PROMPT:
For the listing below, work out the number of lines that hold "image" and return that number alone.

[[ ENTRIES SUPPLIED, beginning ]]

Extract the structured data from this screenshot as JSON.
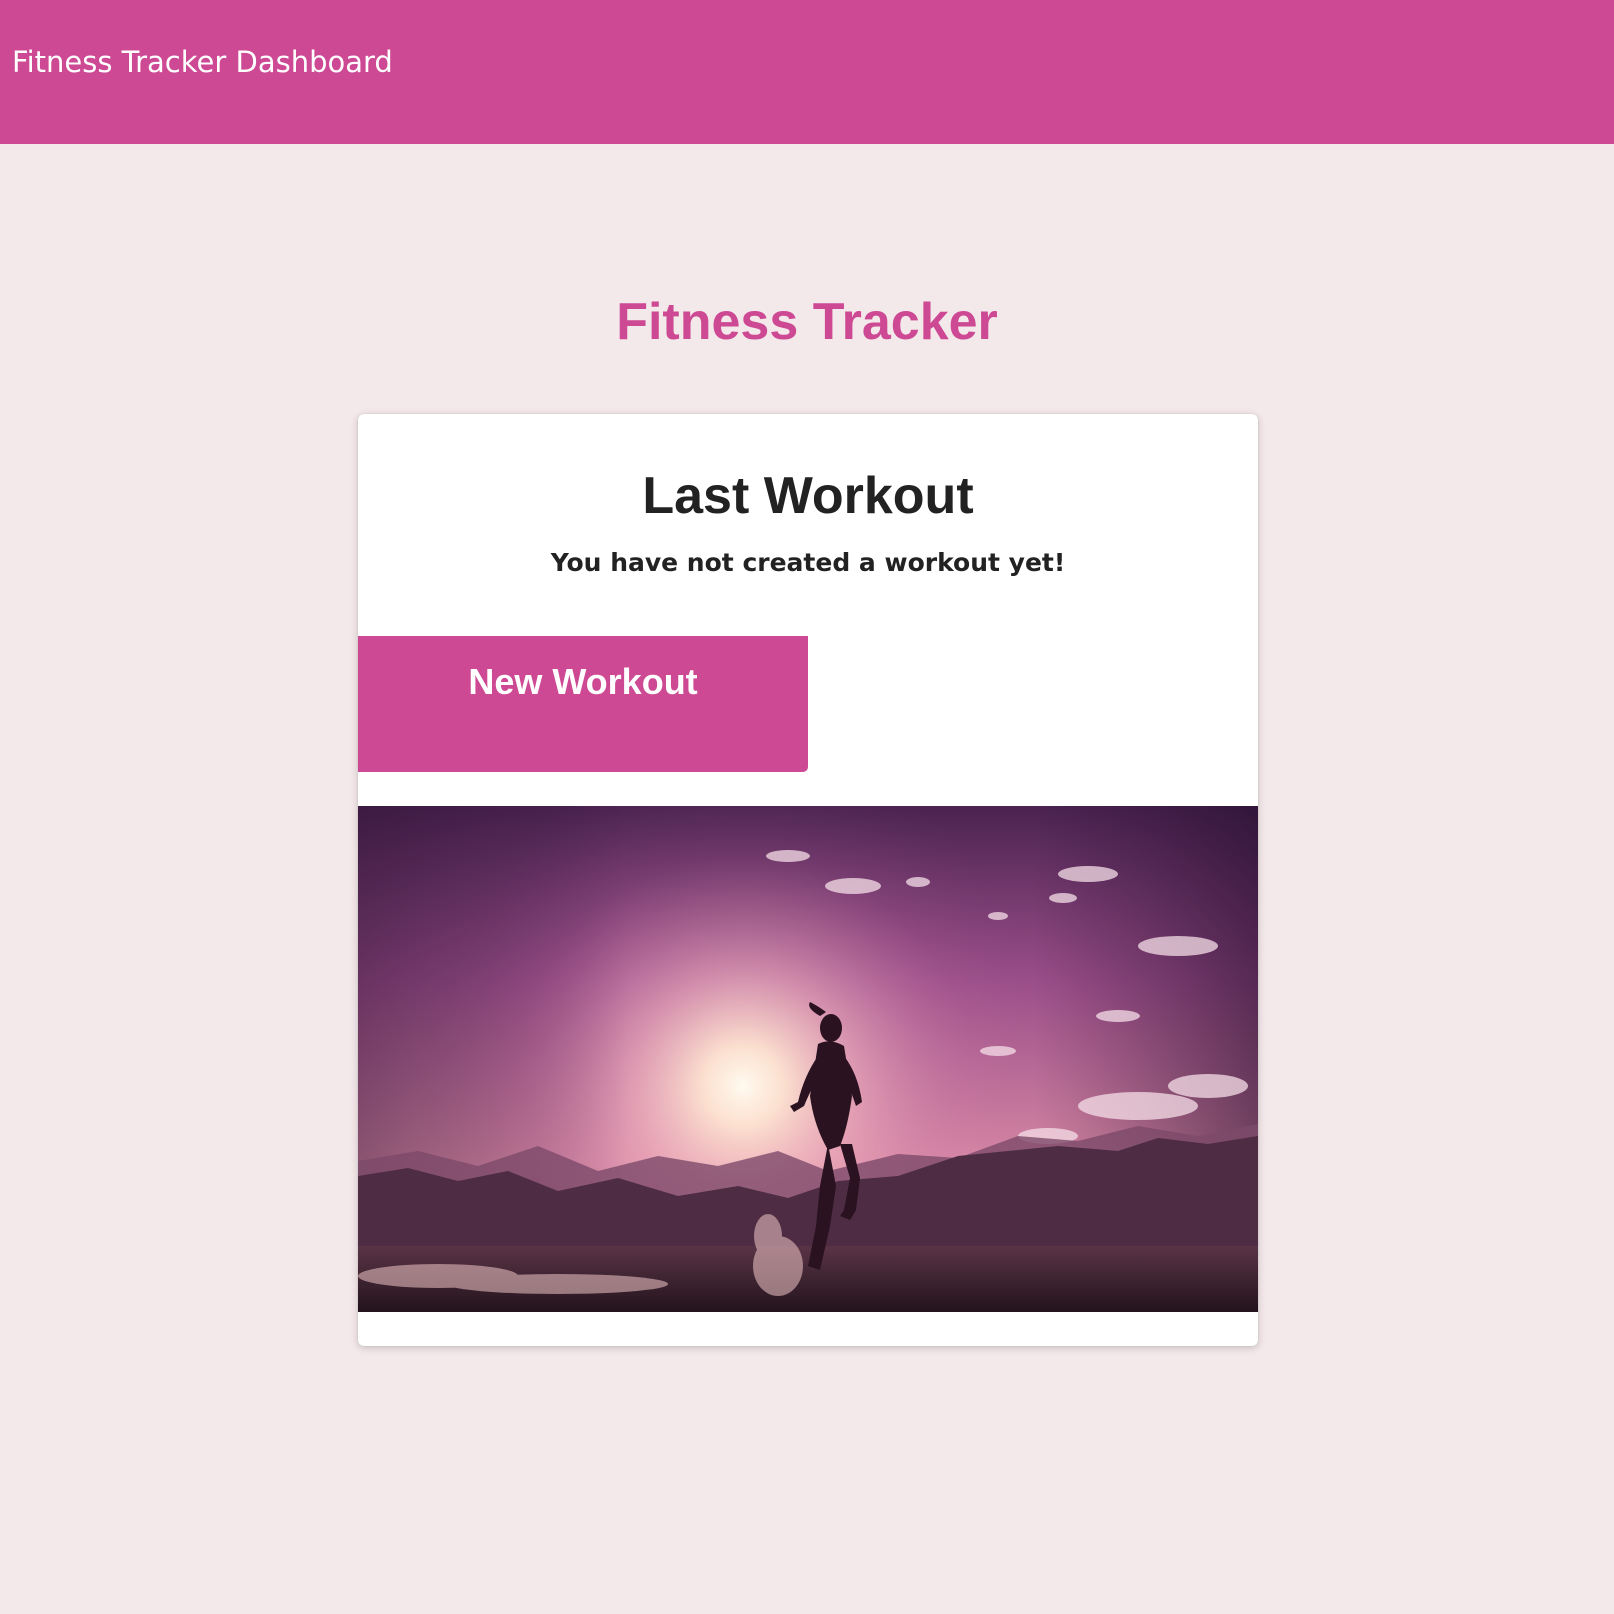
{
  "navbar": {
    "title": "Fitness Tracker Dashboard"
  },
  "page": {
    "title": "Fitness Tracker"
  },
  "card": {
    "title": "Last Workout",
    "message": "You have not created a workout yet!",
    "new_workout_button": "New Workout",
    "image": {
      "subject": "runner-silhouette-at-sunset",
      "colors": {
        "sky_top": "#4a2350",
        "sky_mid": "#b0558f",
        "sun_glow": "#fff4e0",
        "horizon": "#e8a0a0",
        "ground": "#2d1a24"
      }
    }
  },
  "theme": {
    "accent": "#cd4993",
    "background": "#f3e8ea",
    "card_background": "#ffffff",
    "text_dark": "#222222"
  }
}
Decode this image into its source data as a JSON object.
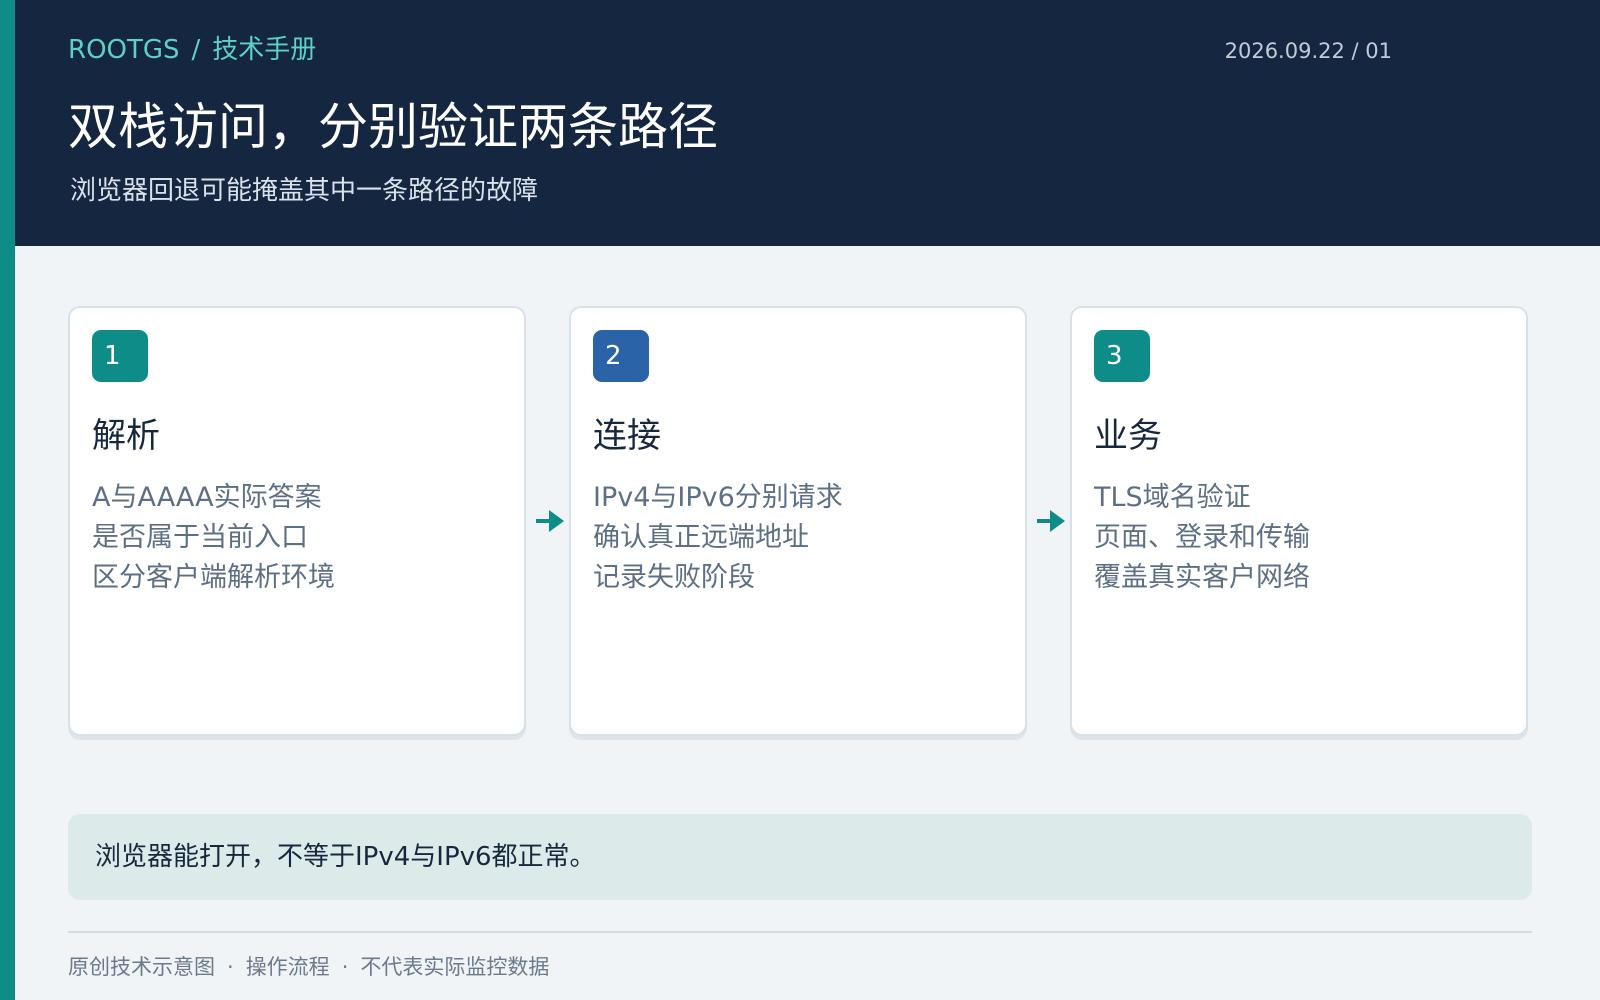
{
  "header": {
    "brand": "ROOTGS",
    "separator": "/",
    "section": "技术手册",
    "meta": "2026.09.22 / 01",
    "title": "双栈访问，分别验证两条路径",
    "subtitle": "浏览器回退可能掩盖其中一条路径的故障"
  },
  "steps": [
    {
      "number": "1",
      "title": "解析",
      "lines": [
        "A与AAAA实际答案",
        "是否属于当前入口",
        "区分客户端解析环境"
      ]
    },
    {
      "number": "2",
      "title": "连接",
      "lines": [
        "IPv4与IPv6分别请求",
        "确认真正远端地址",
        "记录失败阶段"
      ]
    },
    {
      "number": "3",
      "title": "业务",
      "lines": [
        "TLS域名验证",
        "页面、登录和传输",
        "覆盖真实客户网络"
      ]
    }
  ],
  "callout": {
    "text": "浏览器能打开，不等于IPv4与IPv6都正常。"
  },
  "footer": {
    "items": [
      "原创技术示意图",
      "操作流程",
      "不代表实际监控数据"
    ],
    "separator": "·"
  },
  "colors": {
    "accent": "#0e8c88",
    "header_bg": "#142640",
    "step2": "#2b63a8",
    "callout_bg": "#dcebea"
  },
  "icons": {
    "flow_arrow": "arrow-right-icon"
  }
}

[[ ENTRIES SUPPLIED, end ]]
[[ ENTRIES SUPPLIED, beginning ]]

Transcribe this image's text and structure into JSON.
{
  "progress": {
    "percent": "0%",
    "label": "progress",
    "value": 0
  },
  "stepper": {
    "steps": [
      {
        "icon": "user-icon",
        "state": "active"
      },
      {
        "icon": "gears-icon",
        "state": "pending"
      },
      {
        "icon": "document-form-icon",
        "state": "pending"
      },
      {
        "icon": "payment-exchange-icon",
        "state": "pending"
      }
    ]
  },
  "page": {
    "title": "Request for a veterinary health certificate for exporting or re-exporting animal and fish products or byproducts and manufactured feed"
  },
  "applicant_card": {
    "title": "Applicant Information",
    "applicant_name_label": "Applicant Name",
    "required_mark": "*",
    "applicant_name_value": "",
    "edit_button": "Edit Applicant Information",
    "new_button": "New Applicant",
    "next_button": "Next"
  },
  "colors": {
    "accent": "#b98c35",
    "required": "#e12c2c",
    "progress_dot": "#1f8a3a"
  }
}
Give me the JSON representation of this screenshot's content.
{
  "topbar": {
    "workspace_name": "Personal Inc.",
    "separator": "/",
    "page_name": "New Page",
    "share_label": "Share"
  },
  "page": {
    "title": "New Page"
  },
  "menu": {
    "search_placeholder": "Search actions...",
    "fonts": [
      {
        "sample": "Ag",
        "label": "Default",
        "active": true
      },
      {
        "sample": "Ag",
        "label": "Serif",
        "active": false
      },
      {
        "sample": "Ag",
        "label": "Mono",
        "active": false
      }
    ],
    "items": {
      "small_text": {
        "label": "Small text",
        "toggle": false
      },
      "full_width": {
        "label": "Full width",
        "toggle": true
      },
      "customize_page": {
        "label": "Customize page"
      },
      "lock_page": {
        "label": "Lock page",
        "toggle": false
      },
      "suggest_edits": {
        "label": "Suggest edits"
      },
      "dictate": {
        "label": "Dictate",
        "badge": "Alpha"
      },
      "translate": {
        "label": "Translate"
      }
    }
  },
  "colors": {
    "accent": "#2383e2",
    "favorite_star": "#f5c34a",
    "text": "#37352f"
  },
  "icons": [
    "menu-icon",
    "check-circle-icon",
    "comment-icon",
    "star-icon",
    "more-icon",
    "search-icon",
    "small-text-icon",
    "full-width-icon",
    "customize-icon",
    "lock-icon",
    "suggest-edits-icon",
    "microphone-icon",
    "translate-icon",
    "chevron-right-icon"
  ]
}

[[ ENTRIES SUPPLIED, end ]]

RESPONSE TO THE EXERCISE:
3